A huge thanks to Brian W. Selke for all of this information.
Hope this helps.
What is the main difference between AT-2020 USB Plus and the regular AT-2020 USB?
The Plus has a headphone jack, a volume control and a dial that lets you mix the sound in your headphones to include what you’re recording, and playing back the result. The AT-2020 USB (no Plus) does not.
It’s extraordinarily important that you choose the Plus. Monitoring your work as you perform it is key, despite what anyone else might tell you.
OMG. I have just started getting exactly the problems you describe .I’m a firm believer in simplicity and have a USB mic- Maxell.009 which I like,a Dell mini that is dedicated for my voice work and have been pleased with Audacity through the years. I have been trying to figure a solution to the problem but maybe just maybe the solution is here!!!
I am going to plod through everything you suggest here(Thank you in advance for this info- so generous) and will let you know how it turns out.
I do enjoy your newsletter David Thanks so much. Thank you Brian!
What are the windows 10 appreciate requirements
Thanks for the helpful article. I’ve tried each of these suggestions with no improvement in the glitchiness of playback and recording on my Windows 10 system. Apparently Windows 10 isn’t compatible with Microsoft Fix-It either. Still searching for a solution.
Hi David & Brian,
You may recall connecting me with Brian for help because my trusty home studio became inoperable soon after I upgraded from Windows 7 to Windows 10 and my DELL stopped recognizing my AudioTechnica USB Plus Mic altogether. Brian literally spent 4 consecutive hours trying to resolve the issue, and promised to use his professional connections to get answers.
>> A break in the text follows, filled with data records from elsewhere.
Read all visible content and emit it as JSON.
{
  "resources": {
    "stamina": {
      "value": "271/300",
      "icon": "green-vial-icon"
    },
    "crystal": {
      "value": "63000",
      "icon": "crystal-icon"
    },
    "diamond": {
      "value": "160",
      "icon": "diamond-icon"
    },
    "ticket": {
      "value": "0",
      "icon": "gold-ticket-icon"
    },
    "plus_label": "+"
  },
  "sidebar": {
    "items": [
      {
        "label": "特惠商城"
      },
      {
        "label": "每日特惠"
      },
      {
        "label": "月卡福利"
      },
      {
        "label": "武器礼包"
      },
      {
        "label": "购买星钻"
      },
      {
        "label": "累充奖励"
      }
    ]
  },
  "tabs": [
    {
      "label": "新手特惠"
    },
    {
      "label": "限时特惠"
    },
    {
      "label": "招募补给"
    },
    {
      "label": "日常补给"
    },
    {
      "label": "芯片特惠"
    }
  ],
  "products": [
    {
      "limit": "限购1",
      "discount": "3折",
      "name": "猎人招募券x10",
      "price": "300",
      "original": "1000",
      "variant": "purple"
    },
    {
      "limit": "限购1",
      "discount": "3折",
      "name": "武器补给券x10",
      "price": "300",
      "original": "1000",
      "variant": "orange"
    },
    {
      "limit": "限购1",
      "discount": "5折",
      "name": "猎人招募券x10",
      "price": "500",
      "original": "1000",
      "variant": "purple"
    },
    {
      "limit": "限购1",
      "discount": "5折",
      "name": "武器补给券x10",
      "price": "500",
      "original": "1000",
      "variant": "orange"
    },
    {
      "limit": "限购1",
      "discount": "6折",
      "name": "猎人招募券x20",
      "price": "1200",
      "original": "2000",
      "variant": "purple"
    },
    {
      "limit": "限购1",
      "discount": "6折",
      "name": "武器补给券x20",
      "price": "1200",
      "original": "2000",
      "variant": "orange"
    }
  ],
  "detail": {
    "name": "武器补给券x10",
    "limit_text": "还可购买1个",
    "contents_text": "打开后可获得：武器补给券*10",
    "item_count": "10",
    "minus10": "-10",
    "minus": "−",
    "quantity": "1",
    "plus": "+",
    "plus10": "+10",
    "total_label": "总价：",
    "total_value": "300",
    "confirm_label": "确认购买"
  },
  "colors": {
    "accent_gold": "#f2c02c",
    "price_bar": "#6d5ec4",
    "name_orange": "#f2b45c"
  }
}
I ended up being given a new, updated DELL which recorded and played immediately, but I heard static and wrote to AudioTechnica, asking if my microphone needs to be serviced. The tech wrote back suggesting that i change my 3 year old cable. That did the trick, and I am back in business!
Turns out, my previous Dell was not included in the list of models made compatible with Windows 10.
I plan to take your advice David, and make my next laptop purchase a transition to a MAC.
Wow, that’s great information! Thanks David.
For Windows 10 users, I want to mention that the new Creators’ Update is a big deal, and behaves almost like a re-do of the Operating System. You may want to make a backup before that comes around.
I specifically mention it here because usually plugging in an AT2020 USB+ to a Win 7/8/8.1 or 10 machine, even for the first time, Windows doesn’t bat an eye. But when I plugged in my AT2020 USB+ on Saturday, Windows went through an “additional setup is needed for this device” dance and it took about a minute before it told me the mic was ready.
I recorded some podcast material and some auditions with no problems, but I’m going to keep an eye on it.
Thank you David, for this information. I have been having issues with my mic, AT 2020 USB plus recording to my HP laptop with audacity and I will try the suggestions listed above.
I appreciate your informative news-letter.
Please ask Brian which powered USB hub did he buy? I’m using a Belkin that was recommended by Apple.
My audio levels are horrible with my AT2035 and my Windows computer. Thankfully, as much as I don’t want to use it, Audacity’s normalize feature works great. I just need a mac, but no money for it yet.
The 2035 is not a USB mic, so have you adjusted the output of your audio interface?
You just helped me get my noise floor back to -60 db….just changed the USB port and a huge difference.